Work instruction. Among the entries that follow, find the lines holding "painting" and say how many there are, with no other words.

Page and application data records:
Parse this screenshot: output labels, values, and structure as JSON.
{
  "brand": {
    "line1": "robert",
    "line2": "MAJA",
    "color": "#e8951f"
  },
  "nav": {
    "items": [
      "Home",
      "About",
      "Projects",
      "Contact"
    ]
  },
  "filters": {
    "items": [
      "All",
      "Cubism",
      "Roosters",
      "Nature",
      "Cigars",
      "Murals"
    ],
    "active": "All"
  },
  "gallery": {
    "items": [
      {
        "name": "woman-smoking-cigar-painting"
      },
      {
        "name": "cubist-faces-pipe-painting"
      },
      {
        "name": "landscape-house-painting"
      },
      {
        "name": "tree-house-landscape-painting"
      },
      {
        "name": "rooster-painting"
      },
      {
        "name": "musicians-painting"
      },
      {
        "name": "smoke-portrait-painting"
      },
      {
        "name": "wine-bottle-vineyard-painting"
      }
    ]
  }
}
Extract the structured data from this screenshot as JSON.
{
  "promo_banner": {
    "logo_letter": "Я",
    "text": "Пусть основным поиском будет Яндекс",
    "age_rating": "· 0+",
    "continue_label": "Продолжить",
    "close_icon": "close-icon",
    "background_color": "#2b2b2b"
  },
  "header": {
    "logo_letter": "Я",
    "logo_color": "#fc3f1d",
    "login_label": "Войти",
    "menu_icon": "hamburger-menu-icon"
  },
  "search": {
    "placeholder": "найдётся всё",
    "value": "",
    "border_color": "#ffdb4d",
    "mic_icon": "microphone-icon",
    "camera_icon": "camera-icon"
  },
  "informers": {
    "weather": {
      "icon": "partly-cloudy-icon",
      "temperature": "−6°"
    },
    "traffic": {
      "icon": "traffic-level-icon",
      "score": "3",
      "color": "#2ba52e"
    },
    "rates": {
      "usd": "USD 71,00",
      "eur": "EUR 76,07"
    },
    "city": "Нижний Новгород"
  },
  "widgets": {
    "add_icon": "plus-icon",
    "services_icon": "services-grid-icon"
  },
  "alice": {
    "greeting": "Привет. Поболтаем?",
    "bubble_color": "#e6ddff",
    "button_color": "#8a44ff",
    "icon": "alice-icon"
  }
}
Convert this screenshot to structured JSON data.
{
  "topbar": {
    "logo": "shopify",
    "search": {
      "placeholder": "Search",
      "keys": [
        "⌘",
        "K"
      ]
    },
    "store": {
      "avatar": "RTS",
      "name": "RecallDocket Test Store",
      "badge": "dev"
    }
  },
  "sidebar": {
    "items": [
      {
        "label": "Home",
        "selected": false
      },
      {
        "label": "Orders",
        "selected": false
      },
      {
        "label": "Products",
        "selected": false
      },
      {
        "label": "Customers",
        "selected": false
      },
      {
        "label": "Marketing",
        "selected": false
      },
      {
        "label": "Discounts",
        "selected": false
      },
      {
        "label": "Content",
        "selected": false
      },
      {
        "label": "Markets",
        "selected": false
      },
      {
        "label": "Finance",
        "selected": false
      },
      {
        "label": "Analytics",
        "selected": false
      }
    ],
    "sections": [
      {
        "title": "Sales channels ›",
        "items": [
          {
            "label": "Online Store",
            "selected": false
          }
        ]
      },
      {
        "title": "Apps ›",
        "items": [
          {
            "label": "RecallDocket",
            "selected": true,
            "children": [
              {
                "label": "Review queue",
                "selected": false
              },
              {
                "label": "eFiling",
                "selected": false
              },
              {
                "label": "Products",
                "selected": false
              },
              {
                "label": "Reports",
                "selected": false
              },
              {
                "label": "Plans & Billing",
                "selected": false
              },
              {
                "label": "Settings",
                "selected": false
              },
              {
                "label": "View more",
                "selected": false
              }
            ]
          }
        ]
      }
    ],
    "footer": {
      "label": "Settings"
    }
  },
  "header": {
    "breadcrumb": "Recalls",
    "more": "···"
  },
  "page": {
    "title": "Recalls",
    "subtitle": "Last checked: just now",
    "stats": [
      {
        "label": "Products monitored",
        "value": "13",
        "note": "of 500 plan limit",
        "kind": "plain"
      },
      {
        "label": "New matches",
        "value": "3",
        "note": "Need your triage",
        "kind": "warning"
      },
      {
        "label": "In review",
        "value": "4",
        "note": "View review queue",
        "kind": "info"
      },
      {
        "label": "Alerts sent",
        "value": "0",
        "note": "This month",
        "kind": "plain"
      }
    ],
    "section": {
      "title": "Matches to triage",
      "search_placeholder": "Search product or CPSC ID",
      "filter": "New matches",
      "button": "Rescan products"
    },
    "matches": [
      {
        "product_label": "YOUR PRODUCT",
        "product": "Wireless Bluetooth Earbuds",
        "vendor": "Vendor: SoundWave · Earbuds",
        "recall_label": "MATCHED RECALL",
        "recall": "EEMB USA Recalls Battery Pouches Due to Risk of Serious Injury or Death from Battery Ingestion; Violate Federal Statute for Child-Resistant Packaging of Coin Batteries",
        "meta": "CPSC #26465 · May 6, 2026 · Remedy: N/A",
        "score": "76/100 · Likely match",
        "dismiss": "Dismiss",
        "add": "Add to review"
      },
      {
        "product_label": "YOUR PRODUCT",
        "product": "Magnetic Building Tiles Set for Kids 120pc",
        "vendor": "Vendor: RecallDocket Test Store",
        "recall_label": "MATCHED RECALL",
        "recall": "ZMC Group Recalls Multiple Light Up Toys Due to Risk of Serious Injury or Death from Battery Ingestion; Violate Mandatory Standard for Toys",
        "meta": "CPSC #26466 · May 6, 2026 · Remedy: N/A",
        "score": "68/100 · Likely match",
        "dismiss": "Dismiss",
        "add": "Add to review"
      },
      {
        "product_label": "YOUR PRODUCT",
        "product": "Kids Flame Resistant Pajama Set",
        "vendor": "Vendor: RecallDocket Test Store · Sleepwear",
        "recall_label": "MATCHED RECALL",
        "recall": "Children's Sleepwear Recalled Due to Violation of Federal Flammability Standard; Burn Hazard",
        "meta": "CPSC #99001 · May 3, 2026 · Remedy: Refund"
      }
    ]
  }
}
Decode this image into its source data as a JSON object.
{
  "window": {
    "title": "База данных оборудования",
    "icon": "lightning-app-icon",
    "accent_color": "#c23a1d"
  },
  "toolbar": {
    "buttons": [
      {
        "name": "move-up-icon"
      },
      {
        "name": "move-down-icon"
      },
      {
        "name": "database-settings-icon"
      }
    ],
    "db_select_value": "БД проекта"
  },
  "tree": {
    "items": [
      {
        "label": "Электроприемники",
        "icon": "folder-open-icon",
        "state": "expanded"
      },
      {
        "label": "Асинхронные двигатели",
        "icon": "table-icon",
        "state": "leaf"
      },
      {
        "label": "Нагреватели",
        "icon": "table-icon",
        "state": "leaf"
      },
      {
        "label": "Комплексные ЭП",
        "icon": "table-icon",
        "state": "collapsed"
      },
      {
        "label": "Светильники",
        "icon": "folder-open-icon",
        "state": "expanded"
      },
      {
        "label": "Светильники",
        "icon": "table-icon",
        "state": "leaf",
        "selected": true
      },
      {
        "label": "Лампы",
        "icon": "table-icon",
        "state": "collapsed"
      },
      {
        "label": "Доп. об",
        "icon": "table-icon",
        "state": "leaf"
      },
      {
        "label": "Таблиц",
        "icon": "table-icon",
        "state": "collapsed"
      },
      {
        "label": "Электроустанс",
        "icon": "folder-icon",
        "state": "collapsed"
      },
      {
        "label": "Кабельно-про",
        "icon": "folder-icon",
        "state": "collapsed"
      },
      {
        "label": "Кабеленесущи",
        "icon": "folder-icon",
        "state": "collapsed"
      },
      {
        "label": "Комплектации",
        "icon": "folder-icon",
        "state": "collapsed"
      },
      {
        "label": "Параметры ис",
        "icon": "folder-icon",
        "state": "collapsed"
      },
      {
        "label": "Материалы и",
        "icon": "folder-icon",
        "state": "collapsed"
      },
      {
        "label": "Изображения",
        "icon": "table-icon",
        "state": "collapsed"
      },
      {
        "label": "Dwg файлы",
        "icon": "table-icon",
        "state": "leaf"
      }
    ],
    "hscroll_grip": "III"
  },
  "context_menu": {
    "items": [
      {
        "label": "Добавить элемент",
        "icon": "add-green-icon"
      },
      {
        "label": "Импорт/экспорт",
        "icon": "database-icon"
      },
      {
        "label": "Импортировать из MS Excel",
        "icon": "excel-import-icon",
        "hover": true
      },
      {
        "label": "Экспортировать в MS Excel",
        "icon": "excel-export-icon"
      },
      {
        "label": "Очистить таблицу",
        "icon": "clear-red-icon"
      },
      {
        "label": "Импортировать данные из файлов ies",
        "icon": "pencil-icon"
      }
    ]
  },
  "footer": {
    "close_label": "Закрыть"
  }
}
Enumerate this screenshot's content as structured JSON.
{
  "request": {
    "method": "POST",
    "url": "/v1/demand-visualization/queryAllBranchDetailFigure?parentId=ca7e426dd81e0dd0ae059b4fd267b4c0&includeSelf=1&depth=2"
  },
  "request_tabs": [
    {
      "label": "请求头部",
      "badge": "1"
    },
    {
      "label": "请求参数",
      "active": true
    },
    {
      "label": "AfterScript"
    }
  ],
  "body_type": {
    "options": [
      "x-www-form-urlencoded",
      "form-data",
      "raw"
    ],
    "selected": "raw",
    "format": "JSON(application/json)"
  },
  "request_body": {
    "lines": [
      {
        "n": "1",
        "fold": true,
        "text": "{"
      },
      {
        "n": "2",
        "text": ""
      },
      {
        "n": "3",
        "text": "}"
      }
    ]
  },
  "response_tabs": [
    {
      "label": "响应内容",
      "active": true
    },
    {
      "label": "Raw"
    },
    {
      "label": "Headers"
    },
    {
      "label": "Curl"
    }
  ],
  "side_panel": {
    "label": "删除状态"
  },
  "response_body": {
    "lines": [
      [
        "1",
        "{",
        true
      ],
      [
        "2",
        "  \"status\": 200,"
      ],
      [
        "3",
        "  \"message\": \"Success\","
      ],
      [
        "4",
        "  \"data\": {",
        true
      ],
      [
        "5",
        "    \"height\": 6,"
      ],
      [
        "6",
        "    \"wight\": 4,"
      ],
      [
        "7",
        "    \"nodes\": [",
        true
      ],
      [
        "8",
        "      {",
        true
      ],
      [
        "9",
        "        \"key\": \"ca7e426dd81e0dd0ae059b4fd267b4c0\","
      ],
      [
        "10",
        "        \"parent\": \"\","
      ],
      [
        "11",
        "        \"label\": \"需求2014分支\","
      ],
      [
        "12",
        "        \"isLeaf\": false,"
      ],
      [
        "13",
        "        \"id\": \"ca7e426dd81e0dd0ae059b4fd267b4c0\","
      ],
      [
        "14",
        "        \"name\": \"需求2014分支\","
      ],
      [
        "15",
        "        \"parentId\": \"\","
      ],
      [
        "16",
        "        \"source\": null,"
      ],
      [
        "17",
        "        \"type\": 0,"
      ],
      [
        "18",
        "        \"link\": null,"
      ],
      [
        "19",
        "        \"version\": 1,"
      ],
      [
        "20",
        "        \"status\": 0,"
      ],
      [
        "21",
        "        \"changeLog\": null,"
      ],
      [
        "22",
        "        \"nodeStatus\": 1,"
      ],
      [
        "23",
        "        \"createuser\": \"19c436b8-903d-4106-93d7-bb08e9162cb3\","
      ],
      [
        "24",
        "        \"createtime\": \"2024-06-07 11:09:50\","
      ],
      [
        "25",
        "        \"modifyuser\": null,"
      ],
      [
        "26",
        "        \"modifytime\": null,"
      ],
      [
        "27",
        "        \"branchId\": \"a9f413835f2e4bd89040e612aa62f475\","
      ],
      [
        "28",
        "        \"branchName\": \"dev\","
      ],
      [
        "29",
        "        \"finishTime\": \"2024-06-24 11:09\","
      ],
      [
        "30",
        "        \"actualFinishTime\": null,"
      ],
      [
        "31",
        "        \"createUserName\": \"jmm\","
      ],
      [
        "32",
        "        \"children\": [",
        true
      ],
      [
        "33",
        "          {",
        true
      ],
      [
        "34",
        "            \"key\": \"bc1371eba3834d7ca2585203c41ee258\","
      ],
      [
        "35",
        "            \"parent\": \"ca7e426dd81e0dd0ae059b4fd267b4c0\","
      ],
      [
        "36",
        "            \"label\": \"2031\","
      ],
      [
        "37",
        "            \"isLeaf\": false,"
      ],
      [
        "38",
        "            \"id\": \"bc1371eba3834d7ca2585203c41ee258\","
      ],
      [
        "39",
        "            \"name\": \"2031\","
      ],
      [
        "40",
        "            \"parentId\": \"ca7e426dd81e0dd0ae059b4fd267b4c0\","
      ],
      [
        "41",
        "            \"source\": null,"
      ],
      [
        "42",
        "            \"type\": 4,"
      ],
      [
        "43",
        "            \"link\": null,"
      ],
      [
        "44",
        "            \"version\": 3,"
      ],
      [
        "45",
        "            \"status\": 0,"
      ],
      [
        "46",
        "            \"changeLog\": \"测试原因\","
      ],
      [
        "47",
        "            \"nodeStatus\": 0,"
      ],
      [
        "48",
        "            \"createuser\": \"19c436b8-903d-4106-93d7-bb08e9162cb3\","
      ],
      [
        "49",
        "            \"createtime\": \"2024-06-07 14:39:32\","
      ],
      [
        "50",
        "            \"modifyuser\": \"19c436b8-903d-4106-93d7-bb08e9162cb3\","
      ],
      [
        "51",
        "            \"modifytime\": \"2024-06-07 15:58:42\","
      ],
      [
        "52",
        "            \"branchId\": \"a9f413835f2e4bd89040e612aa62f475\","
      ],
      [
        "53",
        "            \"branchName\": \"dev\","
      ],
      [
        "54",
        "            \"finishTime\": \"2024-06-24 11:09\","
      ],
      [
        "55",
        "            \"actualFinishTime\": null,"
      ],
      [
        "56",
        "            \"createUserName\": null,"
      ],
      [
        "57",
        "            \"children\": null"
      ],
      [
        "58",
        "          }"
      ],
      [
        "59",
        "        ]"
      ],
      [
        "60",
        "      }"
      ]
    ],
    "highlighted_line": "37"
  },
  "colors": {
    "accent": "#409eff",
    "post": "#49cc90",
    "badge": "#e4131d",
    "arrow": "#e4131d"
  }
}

Solution for this problem. 8